- **Given data**
__________________________________________________

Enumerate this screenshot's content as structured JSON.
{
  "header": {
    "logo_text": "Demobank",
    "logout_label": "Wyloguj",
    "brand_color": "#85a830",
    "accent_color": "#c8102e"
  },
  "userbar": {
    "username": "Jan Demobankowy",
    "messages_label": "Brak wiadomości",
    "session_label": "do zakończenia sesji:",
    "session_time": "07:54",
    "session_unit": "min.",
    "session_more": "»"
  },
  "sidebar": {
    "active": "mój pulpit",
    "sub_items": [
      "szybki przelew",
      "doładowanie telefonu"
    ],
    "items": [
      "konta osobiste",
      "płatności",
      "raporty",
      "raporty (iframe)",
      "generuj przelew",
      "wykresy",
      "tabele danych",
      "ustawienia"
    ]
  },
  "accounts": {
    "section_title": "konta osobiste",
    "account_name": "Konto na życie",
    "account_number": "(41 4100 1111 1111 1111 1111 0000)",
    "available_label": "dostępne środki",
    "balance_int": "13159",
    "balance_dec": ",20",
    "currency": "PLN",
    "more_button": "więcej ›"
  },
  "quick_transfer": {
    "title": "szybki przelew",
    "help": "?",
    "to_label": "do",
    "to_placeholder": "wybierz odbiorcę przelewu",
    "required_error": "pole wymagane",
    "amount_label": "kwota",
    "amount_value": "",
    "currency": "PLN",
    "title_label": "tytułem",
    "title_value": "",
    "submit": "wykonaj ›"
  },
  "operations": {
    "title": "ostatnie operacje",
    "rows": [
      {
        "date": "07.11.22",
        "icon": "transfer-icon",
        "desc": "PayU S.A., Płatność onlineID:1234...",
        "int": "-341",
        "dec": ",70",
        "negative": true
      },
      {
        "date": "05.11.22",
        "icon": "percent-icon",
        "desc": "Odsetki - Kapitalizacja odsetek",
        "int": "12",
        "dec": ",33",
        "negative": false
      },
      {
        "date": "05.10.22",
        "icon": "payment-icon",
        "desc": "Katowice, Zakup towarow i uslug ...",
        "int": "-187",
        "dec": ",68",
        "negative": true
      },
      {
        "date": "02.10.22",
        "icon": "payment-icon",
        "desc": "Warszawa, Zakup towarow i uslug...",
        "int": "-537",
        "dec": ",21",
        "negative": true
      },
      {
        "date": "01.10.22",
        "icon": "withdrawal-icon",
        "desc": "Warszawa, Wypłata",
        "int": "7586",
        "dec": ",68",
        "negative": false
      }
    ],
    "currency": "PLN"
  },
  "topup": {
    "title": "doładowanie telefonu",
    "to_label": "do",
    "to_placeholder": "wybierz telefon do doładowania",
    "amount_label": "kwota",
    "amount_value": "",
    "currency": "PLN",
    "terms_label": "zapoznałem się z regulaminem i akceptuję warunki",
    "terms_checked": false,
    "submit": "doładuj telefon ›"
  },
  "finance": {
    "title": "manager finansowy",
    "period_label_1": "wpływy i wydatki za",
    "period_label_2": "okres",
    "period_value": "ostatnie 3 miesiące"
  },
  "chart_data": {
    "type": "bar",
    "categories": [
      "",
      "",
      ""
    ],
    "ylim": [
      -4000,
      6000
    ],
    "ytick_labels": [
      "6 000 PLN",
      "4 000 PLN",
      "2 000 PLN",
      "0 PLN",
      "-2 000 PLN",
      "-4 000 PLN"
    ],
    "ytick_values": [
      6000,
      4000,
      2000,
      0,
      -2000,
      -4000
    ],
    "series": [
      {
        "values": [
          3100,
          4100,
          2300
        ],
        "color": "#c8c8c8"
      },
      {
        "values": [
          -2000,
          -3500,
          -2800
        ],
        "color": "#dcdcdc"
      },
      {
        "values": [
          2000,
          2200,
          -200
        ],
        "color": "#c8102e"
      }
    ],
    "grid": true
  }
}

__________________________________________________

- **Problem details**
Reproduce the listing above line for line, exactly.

- **Task solution**
Enumerate this screenshot's content as structured JSON.
{
  "header": {
    "logo_text": "Demobank",
    "logout_label": "Wyloguj",
    "brand_color": "#85a830",
    "accent_color": "#c8102e"
  },
  "userbar": {
    "username": "Jan Demobankowy",
    "messages_label": "Brak wiadomości",
    "session_label": "do zakończenia sesji:",
    "session_time": "07:54",
    "session_unit": "min.",
    "session_more": "»"
  },
  "sidebar": {
    "active": "mój pulpit",
    "sub_items": [
      "szybki przelew",
      "doładowanie telefonu"
    ],
    "items": [
      "konta osobiste",
      "płatności",
      "raporty",
      "raporty (iframe)",
      "generuj przelew",
      "wykresy",
      "tabele danych",
      "ustawienia"
    ]
  },
  "accounts": {
    "section_title": "konta osobiste",
    "account_name": "Konto na życie",
    "account_number": "(41 4100 1111 1111 1111 1111 0000)",
    "available_label": "dostępne środki",
    "balance_int": "13159",
    "balance_dec": ",20",
    "currency": "PLN",
    "more_button": "więcej ›"
  },
  "quick_transfer": {
    "title": "szybki przelew",
    "help": "?",
    "to_label": "do",
    "to_placeholder": "wybierz odbiorcę przelewu",
    "required_error": "pole wymagane",
    "amount_label": "kwota",
    "amount_value": "",
    "currency": "PLN",
    "title_label": "tytułem",
    "title_value": "",
    "submit": "wykonaj ›"
  },
  "operations": {
    "title": "ostatnie operacje",
    "rows": [
      {
        "date": "07.11.22",
        "icon": "transfer-icon",
        "desc": "PayU S.A., Płatność onlineID:1234...",
        "int": "-341",
        "dec": ",70",
        "negative": true
      },
      {
        "date": "05.11.22",
        "icon": "percent-icon",
        "desc": "Odsetki - Kapitalizacja odsetek",
        "int": "12",
        "dec": ",33",
        "negative": false
      },
      {
        "date": "05.10.22",
        "icon": "payment-icon",
        "desc": "Katowice, Zakup towarow i uslug ...",
        "int": "-187",
        "dec": ",68",
        "negative": true
      },
      {
        "date": "02.10.22",
        "icon": "payment-icon",
        "desc": "Warszawa, Zakup towarow i uslug...",
        "int": "-537",
        "dec": ",21",
        "negative": true
      },
      {
        "date": "01.10.22",
        "icon": "withdrawal-icon",
        "desc": "Warszawa, Wypłata",
        "int": "7586",
        "dec": ",68",
        "negative": false
      }
    ],
    "currency": "PLN"
  },
  "topup": {
    "title": "doładowanie telefonu",
    "to_label": "do",
    "to_placeholder": "wybierz telefon do doładowania",
    "amount_label": "kwota",
    "amount_value": "",
    "currency": "PLN",
    "terms_label": "zapoznałem się z regulaminem i akceptuję warunki",
    "terms_checked": false,
    "submit": "doładuj telefon ›"
  },
  "finance": {
    "title": "manager finansowy",
    "period_label_1": "wpływy i wydatki za",
    "period_label_2": "okres",
    "period_value": "ostatnie 3 miesiące"
  },
  "chart_data": {
    "type": "bar",
    "categories": [
      "",
      "",
      ""
    ],
    "ylim": [
      -4000,
      6000
    ],
    "ytick_labels": [
      "6 000 PLN",
      "4 000 PLN",
      "2 000 PLN",
      "0 PLN",
      "-2 000 PLN",
      "-4 000 PLN"
    ],
    "ytick_values": [
      6000,
      4000,
      2000,
      0,
      -2000,
      -4000
    ],
    "series": [
      {
        "values": [
          3100,
          4100,
          2300
        ],
        "color": "#c8c8c8"
      },
      {
        "values": [
          -2000,
          -3500,
          -2800
        ],
        "color": "#dcdcdc"
      },
      {
        "values": [
          2000,
          2200,
          -200
        ],
        "color": "#c8102e"
      }
    ],
    "grid": true
  }
}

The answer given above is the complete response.